AVAILABLE DATA:
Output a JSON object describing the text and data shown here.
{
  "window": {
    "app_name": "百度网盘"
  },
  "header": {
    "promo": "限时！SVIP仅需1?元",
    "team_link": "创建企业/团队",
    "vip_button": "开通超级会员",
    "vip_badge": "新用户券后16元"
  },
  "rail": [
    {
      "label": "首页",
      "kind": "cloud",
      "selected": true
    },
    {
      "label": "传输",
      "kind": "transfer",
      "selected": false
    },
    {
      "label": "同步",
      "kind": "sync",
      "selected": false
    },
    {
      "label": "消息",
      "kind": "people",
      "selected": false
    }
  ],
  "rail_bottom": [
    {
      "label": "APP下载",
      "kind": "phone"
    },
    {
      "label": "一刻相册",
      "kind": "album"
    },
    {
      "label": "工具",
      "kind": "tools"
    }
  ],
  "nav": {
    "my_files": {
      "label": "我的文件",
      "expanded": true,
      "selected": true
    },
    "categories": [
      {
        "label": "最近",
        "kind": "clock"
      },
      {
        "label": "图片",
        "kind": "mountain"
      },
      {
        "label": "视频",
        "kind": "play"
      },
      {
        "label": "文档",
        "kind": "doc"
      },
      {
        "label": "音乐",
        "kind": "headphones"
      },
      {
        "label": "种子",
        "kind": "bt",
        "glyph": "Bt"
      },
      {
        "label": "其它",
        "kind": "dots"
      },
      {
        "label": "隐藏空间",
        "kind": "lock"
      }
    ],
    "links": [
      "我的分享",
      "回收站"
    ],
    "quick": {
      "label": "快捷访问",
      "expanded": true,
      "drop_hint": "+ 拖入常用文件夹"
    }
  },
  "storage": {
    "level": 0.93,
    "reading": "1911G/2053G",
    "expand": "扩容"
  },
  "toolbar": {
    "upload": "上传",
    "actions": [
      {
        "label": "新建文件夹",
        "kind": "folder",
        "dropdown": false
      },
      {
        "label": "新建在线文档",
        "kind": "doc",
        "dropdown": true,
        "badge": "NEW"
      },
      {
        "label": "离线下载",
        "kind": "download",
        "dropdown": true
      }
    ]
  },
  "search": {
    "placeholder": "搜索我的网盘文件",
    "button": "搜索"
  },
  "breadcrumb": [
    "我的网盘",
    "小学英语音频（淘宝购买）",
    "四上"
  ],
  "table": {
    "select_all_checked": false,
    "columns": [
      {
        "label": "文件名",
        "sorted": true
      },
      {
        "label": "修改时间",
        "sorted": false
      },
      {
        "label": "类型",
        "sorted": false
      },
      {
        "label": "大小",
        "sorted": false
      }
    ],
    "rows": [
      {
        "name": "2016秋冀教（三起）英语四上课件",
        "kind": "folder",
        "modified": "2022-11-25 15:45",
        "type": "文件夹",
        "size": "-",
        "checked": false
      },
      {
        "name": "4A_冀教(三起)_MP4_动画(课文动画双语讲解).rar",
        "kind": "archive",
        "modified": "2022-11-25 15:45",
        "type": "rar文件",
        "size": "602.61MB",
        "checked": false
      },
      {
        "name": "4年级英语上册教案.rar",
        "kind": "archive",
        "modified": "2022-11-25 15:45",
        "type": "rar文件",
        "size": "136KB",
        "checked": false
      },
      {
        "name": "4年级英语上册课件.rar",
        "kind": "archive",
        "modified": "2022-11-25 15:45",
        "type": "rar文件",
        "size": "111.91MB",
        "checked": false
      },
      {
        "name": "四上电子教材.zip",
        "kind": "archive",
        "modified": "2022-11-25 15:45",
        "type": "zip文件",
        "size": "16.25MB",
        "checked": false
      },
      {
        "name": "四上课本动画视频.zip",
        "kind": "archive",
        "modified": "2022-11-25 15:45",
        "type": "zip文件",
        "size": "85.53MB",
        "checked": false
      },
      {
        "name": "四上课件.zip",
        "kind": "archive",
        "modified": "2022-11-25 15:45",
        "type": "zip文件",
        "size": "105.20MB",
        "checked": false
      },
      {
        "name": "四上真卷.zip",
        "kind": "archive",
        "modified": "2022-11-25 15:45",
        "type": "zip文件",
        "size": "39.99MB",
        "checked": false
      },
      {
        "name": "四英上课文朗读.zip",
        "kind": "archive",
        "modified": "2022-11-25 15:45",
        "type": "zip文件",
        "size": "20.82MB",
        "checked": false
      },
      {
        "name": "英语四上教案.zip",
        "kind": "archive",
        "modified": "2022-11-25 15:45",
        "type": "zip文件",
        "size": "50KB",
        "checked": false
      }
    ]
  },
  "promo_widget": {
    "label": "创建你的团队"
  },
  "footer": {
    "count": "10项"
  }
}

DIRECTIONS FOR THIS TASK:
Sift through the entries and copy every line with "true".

OUTPUT OF THE TASK:
      "selected": true
      "expanded": true,
      "selected": true
      "expanded": true,
        "dropdown": true,
        "dropdown": true
        "sorted": true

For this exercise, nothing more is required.